So, I adore the Eppes brothers (and I like father Eppes considerably more than his counterpart on Supernatural, though daddy Winchester is hotter), but I'm also really enjoying the other quirky characters. Larry is a delight (particularly in this thing that appears to be happening with Megan -- I hope they take that drive together soon!), I love that Megan and Colby seem to appreciate Charlie's number thing more than... the chick in the first season. What was her name? I remember that her actress was Sabrina Lloyd, but I am blanking on the character name. Anyway, it's cute how they'll let him go on even when they do get what he's talking about (I'm thinking mostly about Megan in Toxin). They really do seem to like him, which is all kinds of nice.
I mostly like Amita, though I don't love her after she made Charlie get all sad eyes on us. Still, she is played by Dana the Vampire Slayer, so I have faith in the actress.
I have also now developed a total crush on Agent David Sinclair (Alimi Ballad). Has his actor been in anything else fannishly-known? I'm sure that I've read his name somewhere.
So, the first time that I tried to watch Numb3rs, jic and I just watched the episodes that happened to be airing the two weeks we were trying it out (they were the building/jumping episode and the clown episode).

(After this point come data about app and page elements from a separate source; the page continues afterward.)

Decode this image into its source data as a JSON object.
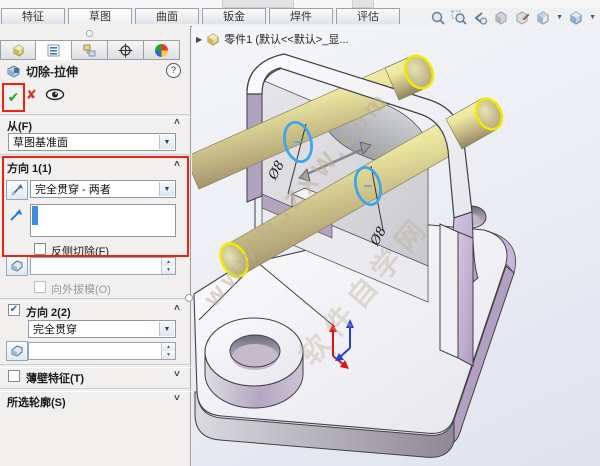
{
  "ribbon": {
    "tabs": [
      "特征",
      "草图",
      "曲面",
      "钣金",
      "焊件",
      "评估"
    ],
    "active_tab": "草图"
  },
  "headsup": {
    "icons": [
      "zoom-fit",
      "zoom-area",
      "previous-view",
      "section-view",
      "edit-appearance",
      "view-orientation",
      "display-style"
    ]
  },
  "pm": {
    "manager_tabs": [
      "feature-manager",
      "property-manager",
      "configuration-manager",
      "dimxpert-manager",
      "display-manager"
    ],
    "active_manager_tab": "property-manager",
    "title": "切除-拉伸",
    "help_label": "?",
    "from": {
      "header": "从(F)",
      "plane": "草图基准面"
    },
    "dir1": {
      "header": "方向 1(1)",
      "end_condition": "完全贯穿 - 两者",
      "selection_value": "",
      "flip_side": "反侧切除(F)",
      "draft_value": "",
      "draft_outward": "向外拔模(O)"
    },
    "dir2": {
      "header": "方向 2(2)",
      "end_condition": "完全贯穿",
      "checked": true,
      "draft_value": ""
    },
    "thin": {
      "header": "薄壁特征(T)",
      "checked": false
    },
    "contours": {
      "header": "所选轮廓(S)"
    }
  },
  "viewport": {
    "feature_tree_label": "零件1 (默认<<默认>_显...",
    "dimension_labels": {
      "d1": "Ø8",
      "d2": "Ø8"
    },
    "watermark_line1": "www.RJZXW.com",
    "watermark_line2": "软件自学网"
  },
  "icons": {
    "chevron_up": "˄",
    "chevron_down": "˅",
    "dropdown": "▼",
    "flyout": "▶",
    "confirm": "✔",
    "cancel": "✘",
    "check": "✔",
    "spin_up": "▲",
    "spin_down": "▼",
    "help": "?"
  },
  "colors": {
    "annotation_red": "#ee2211",
    "selection_blue": "#3e8ddd",
    "confirm_green": "#1fa51f",
    "cancel_red": "#d93025",
    "highlight_yellow": "#f0ec00",
    "circle_blue": "#3fa5e8",
    "rod_yellow": "#ece8a4",
    "lavender": "#c3b2d2"
  }
}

It didn't catch with me at that time. Still, I did want to give the show another try, hopefully from the beginning (I'm very fond of starting at the beginning and getting character/relationship introductions). So, I did that, this last week, gave the first episode a try to see how I liked the show that way.
I liked it so much more than before that I've now started in on watching the second season. I really like the whole 'family' vibe that the Eppes have. I like the mix of work and personal that they have going on. I like the secondaries -- Terry and David, and Larry and Amita. The show is still a little more... openly emotional than I'm used to, but having the context of watching from the beginning, it doesn't bother me this time around.
Also, Charlie and Don are really, really hot. As a set, I actually do find them a smidge hotter than the Winchester brothers (Charlie's pretty hair! Don's gorgeous smile lines!). It's interesting how, on the one hand, they are more extreme than the Winchesters (in terms of brotherly dynamics, Charlie's genius sets him further apart from the world and makes him far more sheltered than Sam could ever have dreamed of being) and yet they are also less extreme (in terms of absolute lifestyle).
I really need to stop watching new things. I like too many of them.